Collected data entries
☆ ☆ ☆
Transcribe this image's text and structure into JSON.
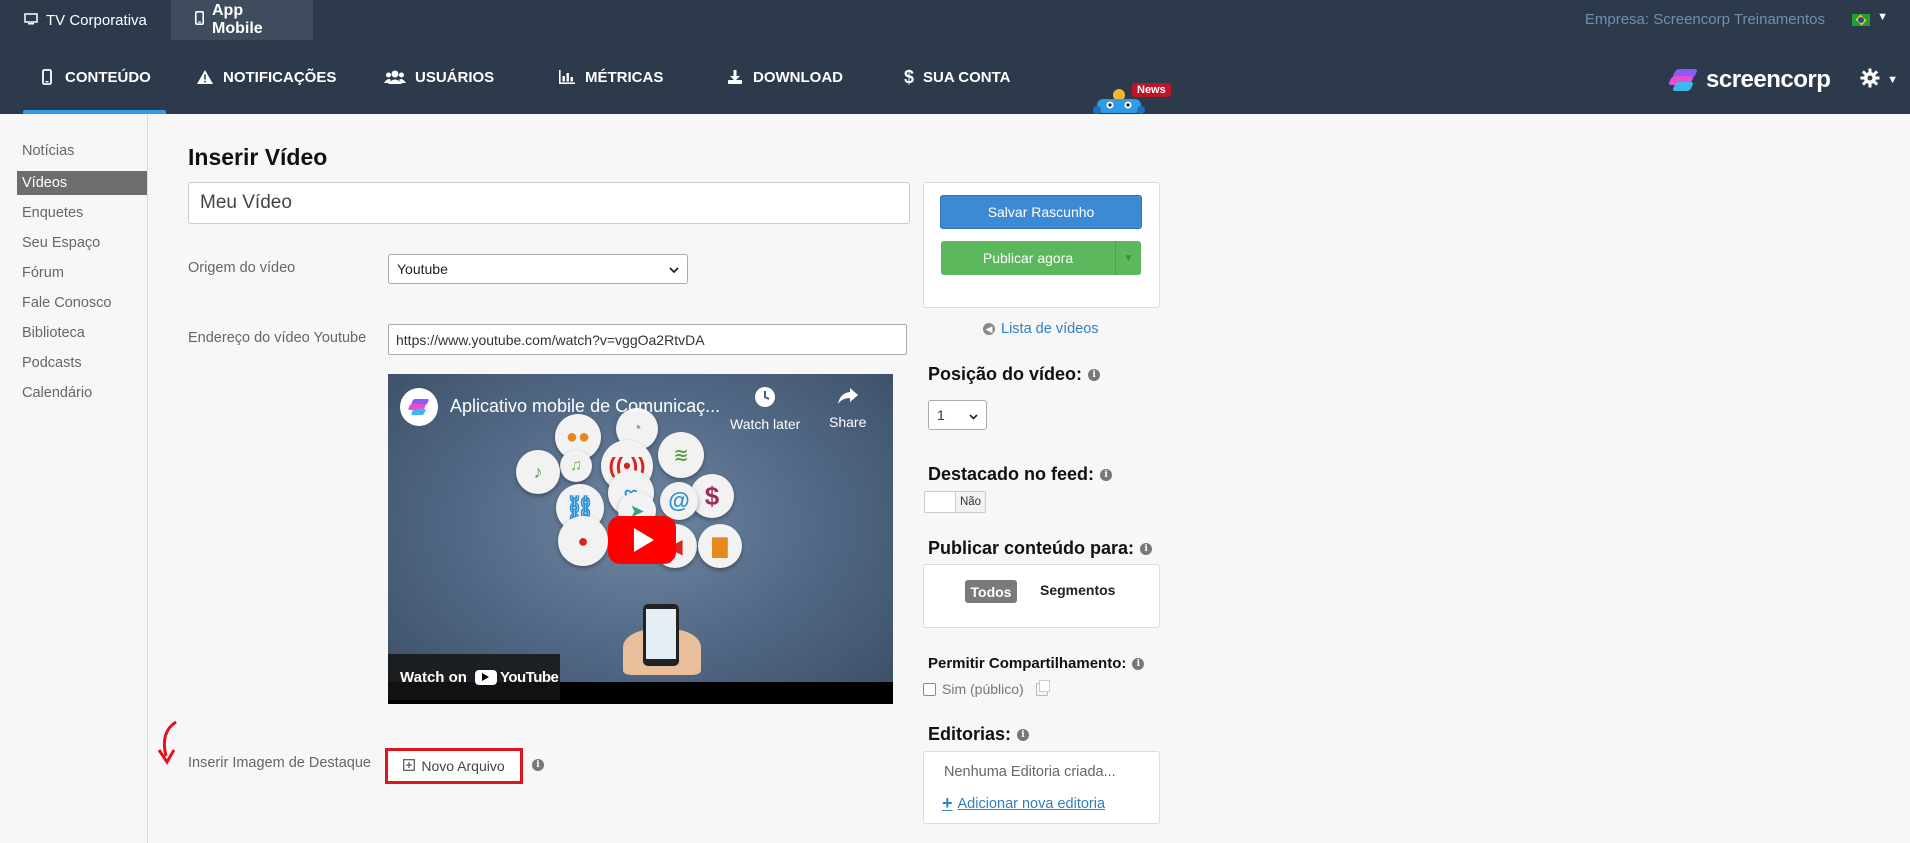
{
  "topbar": {
    "tabs": [
      {
        "label": "TV Corporativa",
        "icon": "monitor-icon"
      },
      {
        "label": "App Mobile",
        "icon": "phone-icon"
      }
    ],
    "company": "Empresa: Screencorp Treinamentos"
  },
  "nav": {
    "items": [
      {
        "label": "CONTEÚDO",
        "icon": "phone-icon"
      },
      {
        "label": "NOTIFICAÇÕES",
        "icon": "warning-icon"
      },
      {
        "label": "USUÁRIOS",
        "icon": "users-icon"
      },
      {
        "label": "MÉTRICAS",
        "icon": "bar-chart-icon"
      },
      {
        "label": "DOWNLOAD",
        "icon": "download-icon"
      },
      {
        "label": "SUA CONTA",
        "icon": "dollar-icon"
      }
    ],
    "news_badge": "News",
    "logo_text": "screencorp"
  },
  "sidebar": {
    "items": [
      "Notícias",
      "Vídeos",
      "Enquetes",
      "Seu Espaço",
      "Fórum",
      "Fale Conosco",
      "Biblioteca",
      "Podcasts",
      "Calendário"
    ]
  },
  "form": {
    "page_title": "Inserir Vídeo",
    "title_value": "Meu Vídeo",
    "origin_label": "Origem do vídeo",
    "origin_value": "Youtube",
    "url_label": "Endereço do vídeo Youtube",
    "url_value": "https://www.youtube.com/watch?v=vggOa2RtvDA",
    "featured_label": "Inserir Imagem de Destaque",
    "new_file_label": "Novo Arquivo"
  },
  "video": {
    "title": "Aplicativo mobile de Comunicaç...",
    "watch_later": "Watch later",
    "share": "Share",
    "watch_on": "Watch on",
    "youtube": "YouTube"
  },
  "panel": {
    "save_draft": "Salvar Rascunho",
    "publish_now": "Publicar agora",
    "video_list": "Lista de vídeos",
    "position_title": "Posição do vídeo:",
    "position_value": "1",
    "featured_title": "Destacado no feed:",
    "featured_value": "Não",
    "publish_for_title": "Publicar conteúdo para:",
    "audience_all": "Todos",
    "audience_segments": "Segmentos",
    "share_title": "Permitir Compartilhamento:",
    "share_option": "Sim (público)",
    "editorias_title": "Editorias:",
    "editorias_empty": "Nenhuma Editoria criada...",
    "add_editoria": "Adicionar nova editoria"
  },
  "colors": {
    "header_bg": "#2c3a4c",
    "accent_blue": "#3d8ad4",
    "publish_green": "#5cb85c",
    "highlight_red": "#e0141e"
  }
}
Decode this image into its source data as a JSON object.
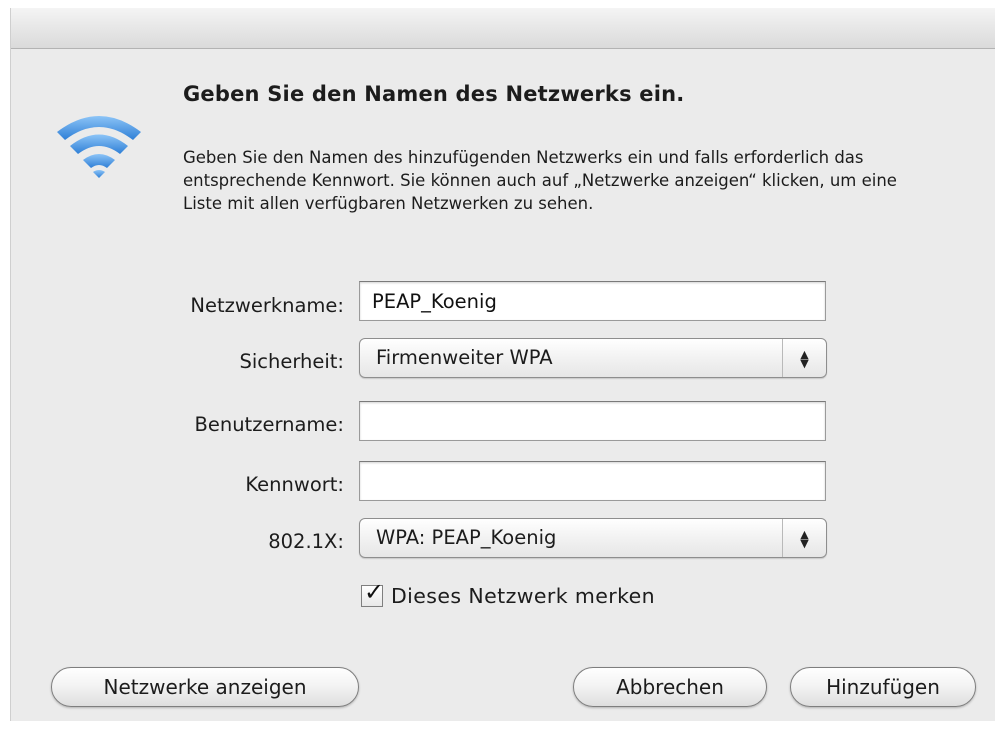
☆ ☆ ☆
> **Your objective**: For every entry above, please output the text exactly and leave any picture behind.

> **Your solution**:
Transcribe this image's text and structure into JSON.
{
  "topbar": {
    "tabs": [
      {
        "label": "TV Corporativa",
        "icon": "monitor-icon"
      },
      {
        "label": "App Mobile",
        "icon": "phone-icon"
      }
    ],
    "company": "Empresa: Screencorp Treinamentos"
  },
  "nav": {
    "items": [
      {
        "label": "CONTEÚDO",
        "icon": "phone-icon"
      },
      {
        "label": "NOTIFICAÇÕES",
        "icon": "warning-icon"
      },
      {
        "label": "USUÁRIOS",
        "icon": "users-icon"
      },
      {
        "label": "MÉTRICAS",
        "icon": "bar-chart-icon"
      },
      {
        "label": "DOWNLOAD",
        "icon": "download-icon"
      },
      {
        "label": "SUA CONTA",
        "icon": "dollar-icon"
      }
    ],
    "news_badge": "News",
    "logo_text": "screencorp"
  },
  "sidebar": {
    "items": [
      "Notícias",
      "Vídeos",
      "Enquetes",
      "Seu Espaço",
      "Fórum",
      "Fale Conosco",
      "Biblioteca",
      "Podcasts",
      "Calendário"
    ]
  },
  "form": {
    "page_title": "Inserir Vídeo",
    "title_value": "Meu Vídeo",
    "origin_label": "Origem do vídeo",
    "origin_value": "Youtube",
    "url_label": "Endereço do vídeo Youtube",
    "url_value": "https://www.youtube.com/watch?v=vggOa2RtvDA",
    "featured_label": "Inserir Imagem de Destaque",
    "new_file_label": "Novo Arquivo"
  },
  "video": {
    "title": "Aplicativo mobile de Comunicaç...",
    "watch_later": "Watch later",
    "share": "Share",
    "watch_on": "Watch on",
    "youtube": "YouTube"
  },
  "panel": {
    "save_draft": "Salvar Rascunho",
    "publish_now": "Publicar agora",
    "video_list": "Lista de vídeos",
    "position_title": "Posição do vídeo:",
    "position_value": "1",
    "featured_title": "Destacado no feed:",
    "featured_value": "Não",
    "publish_for_title": "Publicar conteúdo para:",
    "audience_all": "Todos",
    "audience_segments": "Segmentos",
    "share_title": "Permitir Compartilhamento:",
    "share_option": "Sim (público)",
    "editorias_title": "Editorias:",
    "editorias_empty": "Nenhuma Editoria criada...",
    "add_editoria": "Adicionar nova editoria"
  },
  "colors": {
    "header_bg": "#2c3a4c",
    "accent_blue": "#3d8ad4",
    "publish_green": "#5cb85c",
    "highlight_red": "#e0141e"
  }
}
Decode this image into its source data as a JSON object.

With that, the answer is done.